Write out every record below exactly as it stands, leaving the pictures out.

☆ ☆ ☆ ☆

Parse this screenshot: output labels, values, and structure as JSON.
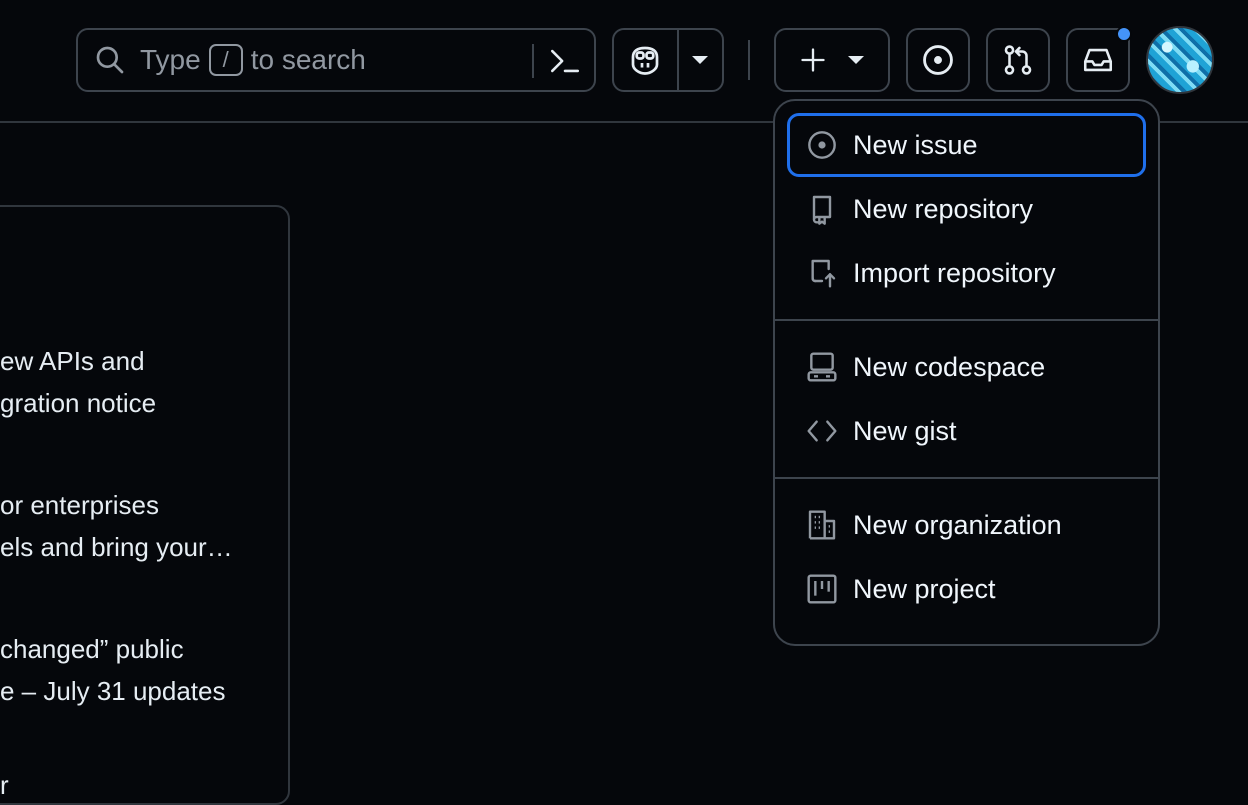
{
  "header": {
    "search": {
      "type_label": "Type",
      "key": "/",
      "suffix": "to search"
    },
    "create_label": "+",
    "notification_indicator_color": "#4493f8"
  },
  "background_panel": {
    "lines": [
      "ew APIs and",
      "gration notice",
      "or enterprises",
      "els and bring your…",
      "changed” public",
      "e – July 31 updates",
      "r"
    ]
  },
  "create_menu": {
    "groups": [
      [
        {
          "label": "New issue",
          "icon": "issue-opened-icon",
          "focused": true
        },
        {
          "label": "New repository",
          "icon": "repo-icon"
        },
        {
          "label": "Import repository",
          "icon": "repo-push-icon"
        }
      ],
      [
        {
          "label": "New codespace",
          "icon": "codespaces-icon"
        },
        {
          "label": "New gist",
          "icon": "code-icon"
        }
      ],
      [
        {
          "label": "New organization",
          "icon": "organization-icon"
        },
        {
          "label": "New project",
          "icon": "project-icon"
        }
      ]
    ],
    "items": {
      "new_issue": "New issue",
      "new_repository": "New repository",
      "import_repository": "Import repository",
      "new_codespace": "New codespace",
      "new_gist": "New gist",
      "new_organization": "New organization",
      "new_project": "New project"
    }
  },
  "colors": {
    "background": "#05070b",
    "border": "#3d444d",
    "focus_ring": "#1f6feb",
    "text": "#e6edf3",
    "muted": "#9198a1"
  }
}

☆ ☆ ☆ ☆

SOLUTION TO THIS EXERCISE:
Parse this screenshot: output labels, values, and structure as JSON.
{
  "header": {
    "search": {
      "type_label": "Type",
      "key": "/",
      "suffix": "to search"
    },
    "create_label": "+",
    "notification_indicator_color": "#4493f8"
  },
  "background_panel": {
    "lines": [
      "ew APIs and",
      "gration notice",
      "or enterprises",
      "els and bring your…",
      "changed” public",
      "e – July 31 updates",
      "r"
    ]
  },
  "create_menu": {
    "groups": [
      [
        {
          "label": "New issue",
          "icon": "issue-opened-icon",
          "focused": true
        },
        {
          "label": "New repository",
          "icon": "repo-icon"
        },
        {
          "label": "Import repository",
          "icon": "repo-push-icon"
        }
      ],
      [
        {
          "label": "New codespace",
          "icon": "codespaces-icon"
        },
        {
          "label": "New gist",
          "icon": "code-icon"
        }
      ],
      [
        {
          "label": "New organization",
          "icon": "organization-icon"
        },
        {
          "label": "New project",
          "icon": "project-icon"
        }
      ]
    ],
    "items": {
      "new_issue": "New issue",
      "new_repository": "New repository",
      "import_repository": "Import repository",
      "new_codespace": "New codespace",
      "new_gist": "New gist",
      "new_organization": "New organization",
      "new_project": "New project"
    }
  },
  "colors": {
    "background": "#05070b",
    "border": "#3d444d",
    "focus_ring": "#1f6feb",
    "text": "#e6edf3",
    "muted": "#9198a1"
  }
}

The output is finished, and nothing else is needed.